- **What the task asks**:
Lines in the records below that contain the word "JSON" must each be copied.

- **Data for analysis**:

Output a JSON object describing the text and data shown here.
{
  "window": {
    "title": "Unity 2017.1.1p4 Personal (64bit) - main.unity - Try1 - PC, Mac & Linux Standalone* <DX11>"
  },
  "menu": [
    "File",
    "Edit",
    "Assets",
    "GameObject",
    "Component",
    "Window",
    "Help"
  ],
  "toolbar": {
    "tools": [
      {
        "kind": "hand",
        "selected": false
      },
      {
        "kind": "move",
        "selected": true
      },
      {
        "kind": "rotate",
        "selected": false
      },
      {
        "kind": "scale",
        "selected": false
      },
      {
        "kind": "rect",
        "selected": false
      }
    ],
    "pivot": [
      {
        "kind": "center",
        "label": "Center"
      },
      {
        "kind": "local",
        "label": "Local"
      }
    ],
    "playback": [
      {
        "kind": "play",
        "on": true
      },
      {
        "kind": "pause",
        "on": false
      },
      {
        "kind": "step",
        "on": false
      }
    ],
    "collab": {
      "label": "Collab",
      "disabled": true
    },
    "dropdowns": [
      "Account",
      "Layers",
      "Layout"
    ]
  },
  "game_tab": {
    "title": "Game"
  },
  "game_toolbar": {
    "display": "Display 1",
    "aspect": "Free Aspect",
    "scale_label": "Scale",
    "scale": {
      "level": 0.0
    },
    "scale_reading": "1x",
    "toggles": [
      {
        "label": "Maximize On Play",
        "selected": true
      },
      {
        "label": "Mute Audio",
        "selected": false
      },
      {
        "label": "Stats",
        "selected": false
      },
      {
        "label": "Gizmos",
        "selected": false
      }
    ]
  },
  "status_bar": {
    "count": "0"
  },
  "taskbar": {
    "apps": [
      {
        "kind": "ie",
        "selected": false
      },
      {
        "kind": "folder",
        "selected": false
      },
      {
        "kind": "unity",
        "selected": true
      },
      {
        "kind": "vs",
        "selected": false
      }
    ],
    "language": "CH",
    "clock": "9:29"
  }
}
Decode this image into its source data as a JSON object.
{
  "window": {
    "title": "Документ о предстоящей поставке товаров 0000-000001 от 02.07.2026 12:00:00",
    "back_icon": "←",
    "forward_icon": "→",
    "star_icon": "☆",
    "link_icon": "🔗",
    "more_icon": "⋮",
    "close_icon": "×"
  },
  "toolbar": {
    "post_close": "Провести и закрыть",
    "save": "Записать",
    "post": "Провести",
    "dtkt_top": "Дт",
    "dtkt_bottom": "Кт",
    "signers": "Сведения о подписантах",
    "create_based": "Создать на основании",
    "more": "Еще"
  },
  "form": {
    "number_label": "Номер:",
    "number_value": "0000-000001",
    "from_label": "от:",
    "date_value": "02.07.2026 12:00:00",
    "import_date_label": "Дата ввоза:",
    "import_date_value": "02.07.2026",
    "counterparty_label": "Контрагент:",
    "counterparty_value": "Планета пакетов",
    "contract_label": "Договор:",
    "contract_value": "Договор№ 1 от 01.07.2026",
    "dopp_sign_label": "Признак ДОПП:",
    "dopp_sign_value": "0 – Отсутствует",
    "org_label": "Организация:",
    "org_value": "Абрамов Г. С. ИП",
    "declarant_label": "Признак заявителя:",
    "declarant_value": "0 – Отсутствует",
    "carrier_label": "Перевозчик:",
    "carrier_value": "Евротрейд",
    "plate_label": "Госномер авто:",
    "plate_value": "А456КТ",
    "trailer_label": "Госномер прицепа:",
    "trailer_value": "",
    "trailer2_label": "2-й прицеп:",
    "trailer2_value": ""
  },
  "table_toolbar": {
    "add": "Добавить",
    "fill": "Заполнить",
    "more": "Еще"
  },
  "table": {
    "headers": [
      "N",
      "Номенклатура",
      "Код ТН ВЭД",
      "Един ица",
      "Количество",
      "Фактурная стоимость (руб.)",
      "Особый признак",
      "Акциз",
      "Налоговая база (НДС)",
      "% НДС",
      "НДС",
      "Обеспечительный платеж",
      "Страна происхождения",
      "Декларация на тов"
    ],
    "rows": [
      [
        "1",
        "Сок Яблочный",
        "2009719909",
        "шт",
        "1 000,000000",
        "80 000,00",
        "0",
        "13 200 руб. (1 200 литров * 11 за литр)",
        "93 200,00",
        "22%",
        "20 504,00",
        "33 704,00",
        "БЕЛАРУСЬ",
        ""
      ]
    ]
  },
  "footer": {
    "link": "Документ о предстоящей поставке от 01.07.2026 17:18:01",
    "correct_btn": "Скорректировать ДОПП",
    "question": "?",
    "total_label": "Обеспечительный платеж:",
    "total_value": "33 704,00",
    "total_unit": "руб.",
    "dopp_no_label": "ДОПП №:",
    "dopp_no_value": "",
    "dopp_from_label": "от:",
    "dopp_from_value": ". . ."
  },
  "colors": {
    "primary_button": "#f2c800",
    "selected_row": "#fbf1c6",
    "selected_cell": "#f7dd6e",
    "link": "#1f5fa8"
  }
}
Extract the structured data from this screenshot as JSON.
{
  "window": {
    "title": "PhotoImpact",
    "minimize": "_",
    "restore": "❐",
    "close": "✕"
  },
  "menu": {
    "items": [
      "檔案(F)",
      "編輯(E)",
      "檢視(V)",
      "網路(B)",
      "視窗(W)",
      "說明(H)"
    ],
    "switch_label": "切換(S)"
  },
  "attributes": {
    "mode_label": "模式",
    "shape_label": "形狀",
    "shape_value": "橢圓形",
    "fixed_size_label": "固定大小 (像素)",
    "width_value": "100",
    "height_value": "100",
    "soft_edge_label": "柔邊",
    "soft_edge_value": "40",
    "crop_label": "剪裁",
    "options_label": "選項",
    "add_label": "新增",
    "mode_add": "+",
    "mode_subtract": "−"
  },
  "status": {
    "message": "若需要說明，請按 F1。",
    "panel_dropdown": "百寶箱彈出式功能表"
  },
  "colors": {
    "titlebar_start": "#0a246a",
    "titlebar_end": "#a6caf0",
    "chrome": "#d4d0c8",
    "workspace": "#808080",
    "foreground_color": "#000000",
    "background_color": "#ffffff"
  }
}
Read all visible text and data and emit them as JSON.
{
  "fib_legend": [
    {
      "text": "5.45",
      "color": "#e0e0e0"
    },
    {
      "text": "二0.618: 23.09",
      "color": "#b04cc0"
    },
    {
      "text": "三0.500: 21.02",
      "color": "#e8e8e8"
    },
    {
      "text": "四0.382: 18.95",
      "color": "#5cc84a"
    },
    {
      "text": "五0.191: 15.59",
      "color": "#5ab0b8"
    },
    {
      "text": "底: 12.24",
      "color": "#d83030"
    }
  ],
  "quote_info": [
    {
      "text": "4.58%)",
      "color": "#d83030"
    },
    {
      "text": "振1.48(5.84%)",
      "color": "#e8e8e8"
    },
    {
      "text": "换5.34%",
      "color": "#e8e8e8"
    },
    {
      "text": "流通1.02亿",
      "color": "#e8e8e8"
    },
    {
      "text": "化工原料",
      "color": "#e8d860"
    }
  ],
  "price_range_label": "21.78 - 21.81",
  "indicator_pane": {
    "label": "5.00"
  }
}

- **Solution to this exercise**:
Output a JSON object describing the text and data shown here.
Decode this image into its source data as a JSON object.
Extract the structured data from this screenshot as JSON.
Read all visible text and data and emit them as JSON.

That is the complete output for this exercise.